▶ [Materials provided]
####
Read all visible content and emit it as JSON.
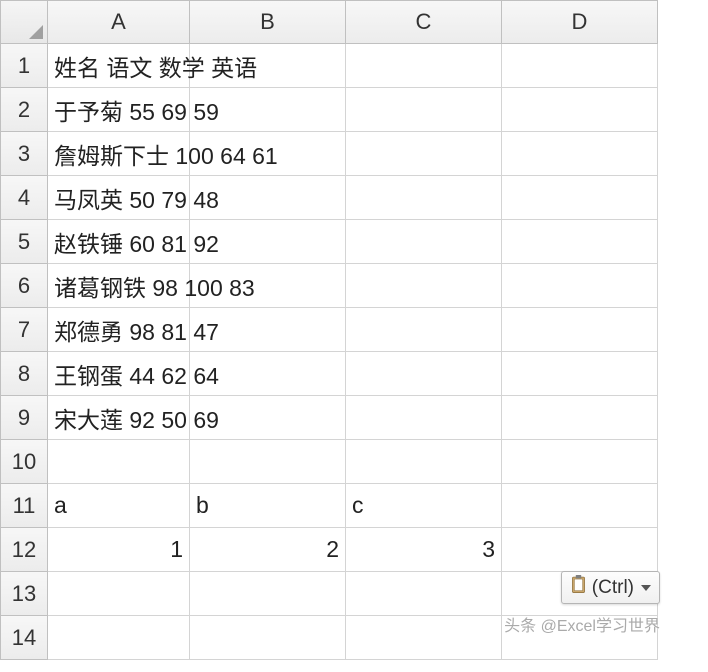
{
  "columns": [
    "A",
    "B",
    "C",
    "D"
  ],
  "row_count": 14,
  "cells": {
    "A1": "姓名 语文 数学 英语",
    "A2": "于予菊 55 69 59",
    "A3": "詹姆斯下士 100 64 61",
    "A4": "马凤英 50 79 48",
    "A5": "赵铁锤 60 81 92",
    "A6": "诸葛钢铁 98 100 83",
    "A7": "郑德勇 98 81 47",
    "A8": "王钢蛋 44 62 64",
    "A9": "宋大莲 92 50 69",
    "A11": "a",
    "B11": "b",
    "C11": "c",
    "A12": "1",
    "B12": "2",
    "C12": "3"
  },
  "numeric_cells": [
    "A12",
    "B12",
    "C12"
  ],
  "paste_button": {
    "label": "(Ctrl)"
  },
  "watermark": "头条 @Excel学习世界"
}
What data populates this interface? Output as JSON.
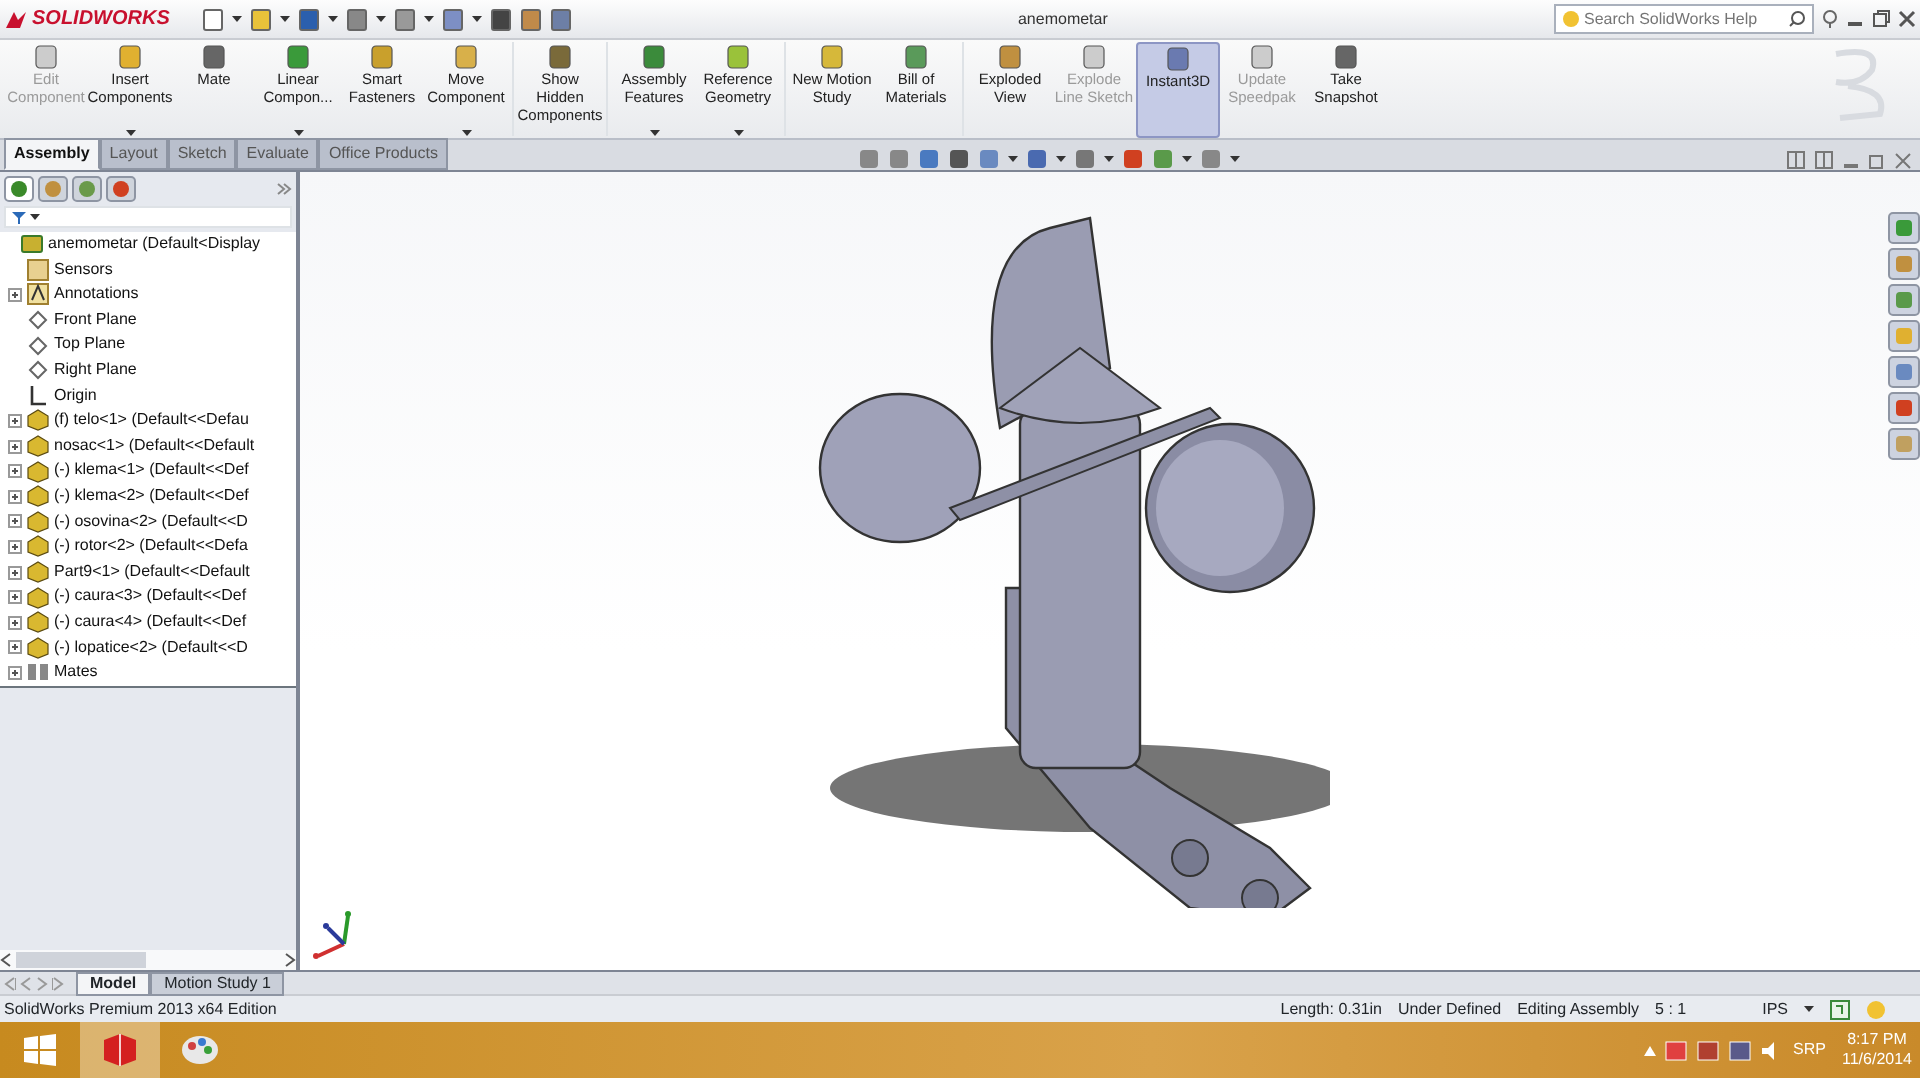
{
  "app": {
    "logo": "SOLIDWORKS",
    "title": "anemometar",
    "search": {
      "placeholder": "Search SolidWorks Help"
    }
  },
  "ribbon": [
    {
      "label": "Edit Component",
      "disabled": true,
      "dropdown": false,
      "selected": false
    },
    {
      "label": "Insert Components",
      "disabled": false,
      "dropdown": true,
      "selected": false
    },
    {
      "label": "Mate",
      "disabled": false,
      "dropdown": false,
      "selected": false
    },
    {
      "label": "Linear Compon...",
      "disabled": false,
      "dropdown": true,
      "selected": false
    },
    {
      "label": "Smart Fasteners",
      "disabled": false,
      "dropdown": false,
      "selected": false
    },
    {
      "label": "Move Component",
      "disabled": false,
      "dropdown": true,
      "selected": false
    },
    {
      "label": "Show Hidden Components",
      "disabled": false,
      "dropdown": false,
      "selected": false
    },
    {
      "label": "Assembly Features",
      "disabled": false,
      "dropdown": true,
      "selected": false
    },
    {
      "label": "Reference Geometry",
      "disabled": false,
      "dropdown": true,
      "selected": false
    },
    {
      "label": "New Motion Study",
      "disabled": false,
      "dropdown": false,
      "selected": false
    },
    {
      "label": "Bill of Materials",
      "disabled": false,
      "dropdown": false,
      "selected": false
    },
    {
      "label": "Exploded View",
      "disabled": false,
      "dropdown": false,
      "selected": false
    },
    {
      "label": "Explode Line Sketch",
      "disabled": true,
      "dropdown": false,
      "selected": false
    },
    {
      "label": "Instant3D",
      "disabled": false,
      "dropdown": false,
      "selected": true
    },
    {
      "label": "Update Speedpak",
      "disabled": true,
      "dropdown": false,
      "selected": false
    },
    {
      "label": "Take Snapshot",
      "disabled": false,
      "dropdown": false,
      "selected": false
    }
  ],
  "tabs": [
    {
      "label": "Assembly",
      "selected": true
    },
    {
      "label": "Layout",
      "selected": false
    },
    {
      "label": "Sketch",
      "selected": false
    },
    {
      "label": "Evaluate",
      "selected": false
    },
    {
      "label": "Office Products",
      "selected": false
    }
  ],
  "feature_tree": {
    "label": "anemometar  (Default<Display",
    "kind": "assembly",
    "expandable": false,
    "children": [
      {
        "label": "Sensors",
        "kind": "sensors",
        "expandable": false
      },
      {
        "label": "Annotations",
        "kind": "annotations",
        "expandable": true
      },
      {
        "label": "Front Plane",
        "kind": "plane",
        "expandable": false
      },
      {
        "label": "Top Plane",
        "kind": "plane",
        "expandable": false
      },
      {
        "label": "Right Plane",
        "kind": "plane",
        "expandable": false
      },
      {
        "label": "Origin",
        "kind": "origin",
        "expandable": false
      },
      {
        "label": "(f) telo<1> (Default<<Defau",
        "kind": "part",
        "expandable": true
      },
      {
        "label": "nosac<1> (Default<<Default",
        "kind": "part",
        "expandable": true
      },
      {
        "label": "(-) klema<1> (Default<<Def",
        "kind": "part",
        "expandable": true
      },
      {
        "label": "(-) klema<2> (Default<<Def",
        "kind": "part",
        "expandable": true
      },
      {
        "label": "(-) osovina<2> (Default<<D",
        "kind": "part",
        "expandable": true
      },
      {
        "label": "(-) rotor<2> (Default<<Defa",
        "kind": "part",
        "expandable": true
      },
      {
        "label": "Part9<1> (Default<<Default",
        "kind": "part",
        "expandable": true
      },
      {
        "label": "(-) caura<3> (Default<<Def",
        "kind": "part",
        "expandable": true
      },
      {
        "label": "(-) caura<4> (Default<<Def",
        "kind": "part",
        "expandable": true
      },
      {
        "label": "(-) lopatice<2> (Default<<D",
        "kind": "part",
        "expandable": true
      },
      {
        "label": "Mates",
        "kind": "mates",
        "expandable": true
      }
    ]
  },
  "bottom_tabs": [
    {
      "label": "Model",
      "selected": true
    },
    {
      "label": "Motion Study 1",
      "selected": false
    }
  ],
  "status_bar": {
    "edition": "SolidWorks Premium 2013 x64 Edition",
    "items": [
      "Length: 0.31in",
      "Under Defined",
      "Editing Assembly",
      "5 : 1",
      "IPS"
    ]
  },
  "taskbar": {
    "language": "SRP",
    "time": "8:17 PM",
    "date": "11/6/2014"
  }
}
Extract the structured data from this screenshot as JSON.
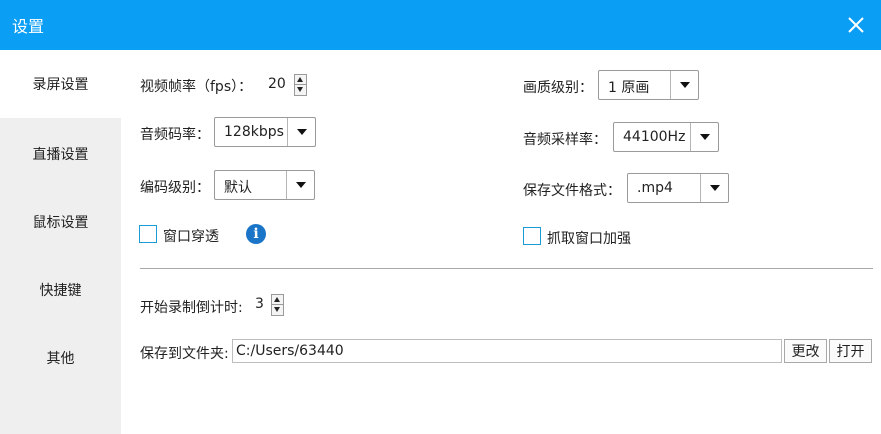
{
  "window": {
    "title": "设置"
  },
  "sidebar": {
    "items": [
      {
        "label": "录屏设置"
      },
      {
        "label": "直播设置"
      },
      {
        "label": "鼠标设置"
      },
      {
        "label": "快捷键"
      },
      {
        "label": "其他"
      }
    ],
    "active": "录屏设置"
  },
  "recording": {
    "fps": {
      "label": "视频帧率（fps）：",
      "value": "20"
    },
    "quality": {
      "label": "画质级别：",
      "value": "1 原画"
    },
    "audio_bitrate": {
      "label": "音频码率：",
      "value": "128kbps"
    },
    "sample_rate": {
      "label": "音频采样率：",
      "value": "44100Hz"
    },
    "encoder_level": {
      "label": "编码级别：",
      "value": "默认"
    },
    "file_format": {
      "label": "保存文件格式：",
      "value": ".mp4"
    },
    "window_passthrough": {
      "label": "窗口穿透",
      "checked": false
    },
    "capture_enhance": {
      "label": "抓取窗口加强",
      "checked": false
    },
    "info_icon": "i",
    "countdown": {
      "label": "开始录制倒计时:",
      "value": "3"
    },
    "save_folder": {
      "label": "保存到文件夹:",
      "value": "C:/Users/63440"
    },
    "change_button": "更改",
    "open_button": "打开"
  },
  "colors": {
    "titlebar": "#0a9ef5",
    "sidebar": "#efefef",
    "checkbox_border": "#1a9bd7",
    "info_icon": "#1a75c8"
  }
}
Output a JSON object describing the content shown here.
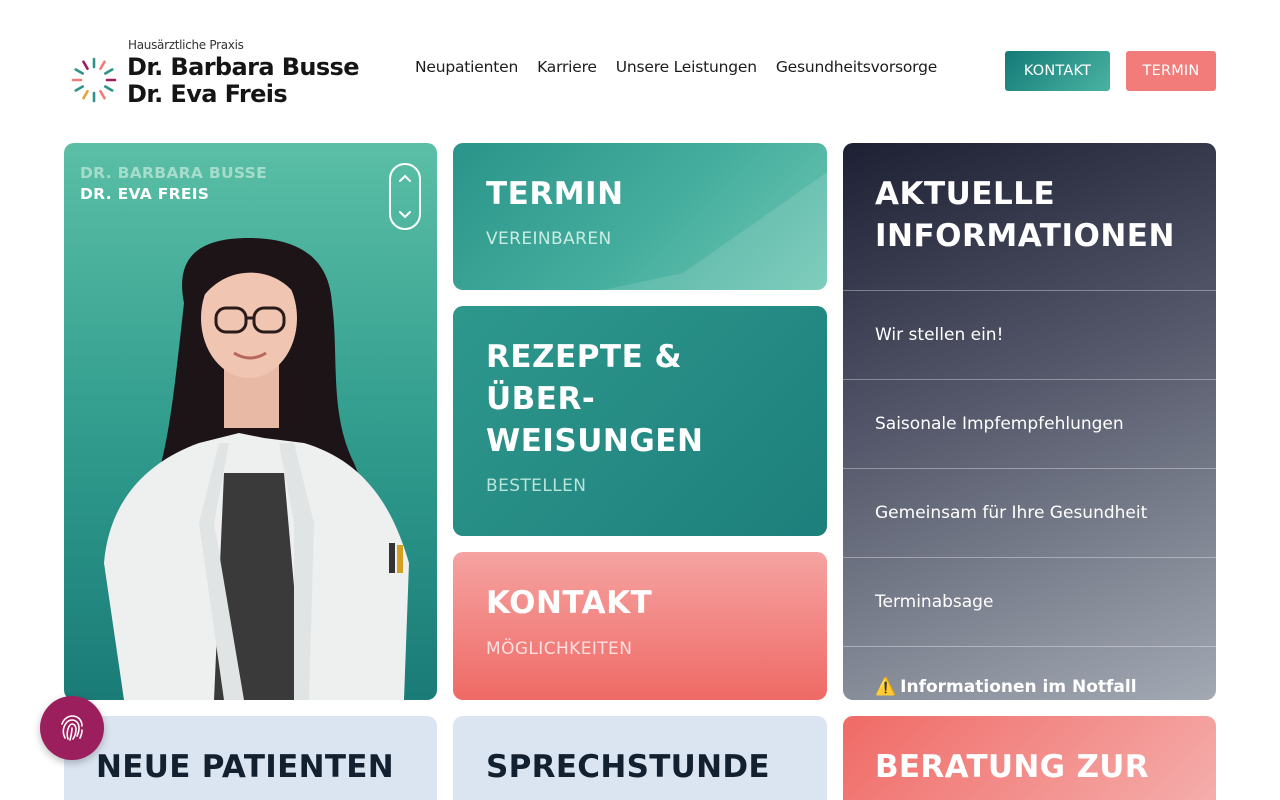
{
  "header": {
    "logo": {
      "small": "Hausärztliche Praxis",
      "line1": "Dr. Barbara Busse",
      "line2": "Dr. Eva Freis"
    },
    "nav": [
      "Neupatienten",
      "Karriere",
      "Unsere Leistungen",
      "Gesundheitsvorsorge"
    ],
    "kontakt_button": "KONTAKT",
    "termin_button": "TERMIN"
  },
  "doctor": {
    "name1": "DR. BARBARA BUSSE",
    "name2": "DR. EVA FREIS"
  },
  "termin": {
    "title": "TERMIN",
    "subtitle": "VEREINBAREN"
  },
  "rezepte": {
    "title_l1": "REZEPTE &",
    "title_l2": "ÜBER-",
    "title_l3": "WEISUNGEN",
    "subtitle": "BESTELLEN"
  },
  "kontakt": {
    "title": "KONTAKT",
    "subtitle": "MÖGLICHKEITEN"
  },
  "info": {
    "title_l1": "AKTUELLE",
    "title_l2": "INFORMATIONEN",
    "items": [
      "Wir stellen ein!",
      "Saisonale Impfempfehlungen",
      "Gemeinsam für Ihre Gesundheit",
      "Terminabsage"
    ],
    "notfall_icon": "⚠️",
    "notfall": "Informationen im Notfall"
  },
  "bottom": {
    "neue": "NEUE PATIENTEN",
    "sprech": "SPRECHSTUNDE",
    "beratung": "BERATUNG ZUR"
  },
  "colors": {
    "teal": "#2a948a",
    "coral": "#f17c79",
    "dark": "#1d1f33",
    "light_blue": "#dbe5f2",
    "accessibility_button": "#9b1f5c"
  }
}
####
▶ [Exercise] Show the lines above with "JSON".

▶ [Task answer]
Read all visible content and emit it as JSON.
What data populates this interface? Output as JSON.
Extract the structured data from this screenshot as JSON.
Output a JSON object describing the content shown here.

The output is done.